Check the structural integrity of the building to ensure there aren’t any gaps or cracks through which pests can enter. The smallest gap in the wall is all that’s needed for rodents, ants, cockroaches, and many more pests to enter a hotel. Have pipework assessed and make sure there are no gaps between pipes and the surrounding walls, too. If there are gaps, then call a professional to have them filled immediately – rats tend to enter buildings from the sewer system, so this is imperative. Also, check for leaks and have them repaired as soon as possible; the damp/mould can attract flies.
Use a pest management system
Arguably the most important step you can take towards protecting your hotel from pests is to hire a professional pest controller and set up an ongoing contract. Having a proper pest control procedure in hotel policies will ensure that all necessary checks for weaknesses and potential pest entry points will be performed, and the necessary steps will be taken to ensure the hotel is pest-proof. Should any pest problem arise, which unfortunately can be common, since hotels handle food and drink constantly, then having a pest control company on hand is vital. Using the same pest control company, one that knows your hotel inside and out, will mean they’ll be able to deal with pest problems more efficiently than a brand-new company each time.
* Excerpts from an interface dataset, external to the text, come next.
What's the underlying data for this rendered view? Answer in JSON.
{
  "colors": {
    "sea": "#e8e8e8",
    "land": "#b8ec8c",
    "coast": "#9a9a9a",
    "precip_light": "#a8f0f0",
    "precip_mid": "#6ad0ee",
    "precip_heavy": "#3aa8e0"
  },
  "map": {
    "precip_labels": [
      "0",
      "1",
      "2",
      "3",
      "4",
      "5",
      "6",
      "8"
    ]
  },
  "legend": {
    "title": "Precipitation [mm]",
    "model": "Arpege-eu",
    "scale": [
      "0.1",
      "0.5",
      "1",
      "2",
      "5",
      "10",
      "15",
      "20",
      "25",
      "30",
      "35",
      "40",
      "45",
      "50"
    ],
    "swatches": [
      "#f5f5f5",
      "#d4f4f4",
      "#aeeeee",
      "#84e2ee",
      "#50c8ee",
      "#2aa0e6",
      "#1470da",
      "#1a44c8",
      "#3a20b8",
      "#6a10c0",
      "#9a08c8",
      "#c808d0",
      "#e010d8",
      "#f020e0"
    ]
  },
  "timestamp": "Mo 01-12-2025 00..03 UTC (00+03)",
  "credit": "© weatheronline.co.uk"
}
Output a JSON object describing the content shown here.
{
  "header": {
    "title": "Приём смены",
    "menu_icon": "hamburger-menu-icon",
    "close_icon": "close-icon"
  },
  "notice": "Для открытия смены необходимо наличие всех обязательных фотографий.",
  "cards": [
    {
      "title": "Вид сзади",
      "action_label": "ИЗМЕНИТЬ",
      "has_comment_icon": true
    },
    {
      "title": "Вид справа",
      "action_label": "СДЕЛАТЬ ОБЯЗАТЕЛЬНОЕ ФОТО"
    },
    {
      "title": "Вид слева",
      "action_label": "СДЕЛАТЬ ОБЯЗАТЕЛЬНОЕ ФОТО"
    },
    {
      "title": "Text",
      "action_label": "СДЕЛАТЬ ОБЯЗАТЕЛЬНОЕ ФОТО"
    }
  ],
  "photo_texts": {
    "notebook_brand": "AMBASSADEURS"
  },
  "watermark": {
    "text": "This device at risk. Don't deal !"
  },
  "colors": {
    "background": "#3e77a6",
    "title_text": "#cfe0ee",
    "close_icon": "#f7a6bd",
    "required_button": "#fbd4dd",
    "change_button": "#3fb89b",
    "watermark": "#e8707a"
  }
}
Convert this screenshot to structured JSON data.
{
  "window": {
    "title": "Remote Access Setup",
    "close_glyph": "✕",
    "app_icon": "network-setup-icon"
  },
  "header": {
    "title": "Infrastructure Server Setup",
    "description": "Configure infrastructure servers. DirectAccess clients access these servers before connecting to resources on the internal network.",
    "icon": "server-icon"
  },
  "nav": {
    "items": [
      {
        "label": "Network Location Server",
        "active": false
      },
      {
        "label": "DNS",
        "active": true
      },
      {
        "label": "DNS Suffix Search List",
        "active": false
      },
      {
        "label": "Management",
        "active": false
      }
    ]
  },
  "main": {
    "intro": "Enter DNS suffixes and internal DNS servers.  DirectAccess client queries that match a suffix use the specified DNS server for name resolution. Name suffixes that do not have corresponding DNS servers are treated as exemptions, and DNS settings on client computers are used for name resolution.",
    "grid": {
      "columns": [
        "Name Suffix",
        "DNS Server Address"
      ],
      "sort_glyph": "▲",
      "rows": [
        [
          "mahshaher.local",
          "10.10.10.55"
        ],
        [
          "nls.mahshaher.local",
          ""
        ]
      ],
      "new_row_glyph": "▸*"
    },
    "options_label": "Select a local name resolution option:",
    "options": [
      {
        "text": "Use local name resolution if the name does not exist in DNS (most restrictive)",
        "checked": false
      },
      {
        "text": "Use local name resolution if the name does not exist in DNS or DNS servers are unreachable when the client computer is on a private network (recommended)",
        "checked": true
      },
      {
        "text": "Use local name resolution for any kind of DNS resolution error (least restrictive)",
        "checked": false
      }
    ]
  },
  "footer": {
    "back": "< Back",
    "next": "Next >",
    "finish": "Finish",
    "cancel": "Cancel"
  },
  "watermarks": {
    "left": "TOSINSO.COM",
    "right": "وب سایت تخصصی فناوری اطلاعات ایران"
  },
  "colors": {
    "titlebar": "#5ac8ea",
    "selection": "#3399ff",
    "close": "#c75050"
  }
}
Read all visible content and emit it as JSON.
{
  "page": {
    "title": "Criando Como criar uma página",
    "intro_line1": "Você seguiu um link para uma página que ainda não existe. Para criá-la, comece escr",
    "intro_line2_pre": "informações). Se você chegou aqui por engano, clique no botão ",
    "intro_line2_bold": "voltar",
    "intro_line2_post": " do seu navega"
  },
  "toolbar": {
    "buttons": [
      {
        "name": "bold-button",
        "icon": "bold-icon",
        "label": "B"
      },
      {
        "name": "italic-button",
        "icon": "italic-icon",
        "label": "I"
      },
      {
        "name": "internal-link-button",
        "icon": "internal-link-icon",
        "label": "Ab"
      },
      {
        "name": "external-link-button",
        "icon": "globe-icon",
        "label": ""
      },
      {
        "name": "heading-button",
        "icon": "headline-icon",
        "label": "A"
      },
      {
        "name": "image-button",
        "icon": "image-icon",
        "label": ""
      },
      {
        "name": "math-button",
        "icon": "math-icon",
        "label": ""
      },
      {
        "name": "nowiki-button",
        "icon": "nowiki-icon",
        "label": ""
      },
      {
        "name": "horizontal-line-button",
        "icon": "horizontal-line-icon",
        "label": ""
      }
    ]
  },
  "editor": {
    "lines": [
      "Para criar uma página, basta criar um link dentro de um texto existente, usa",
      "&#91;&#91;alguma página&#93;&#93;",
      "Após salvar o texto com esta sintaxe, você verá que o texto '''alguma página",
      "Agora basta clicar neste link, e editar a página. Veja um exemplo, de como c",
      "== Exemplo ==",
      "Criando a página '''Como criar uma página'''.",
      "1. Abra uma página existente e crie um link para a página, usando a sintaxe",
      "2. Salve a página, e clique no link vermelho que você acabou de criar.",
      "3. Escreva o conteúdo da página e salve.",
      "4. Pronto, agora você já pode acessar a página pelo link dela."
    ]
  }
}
Here at Inoculand, we have vast experience in providing hotels with pest control services. With over ten years serving London and the surrounding areas, you’re in safe hands. We can put in place a sound pest control procedure in hotel rooms and ensure that the catering areas remain pest-free. Get in touch with us to find out more about our pest control and pest management services.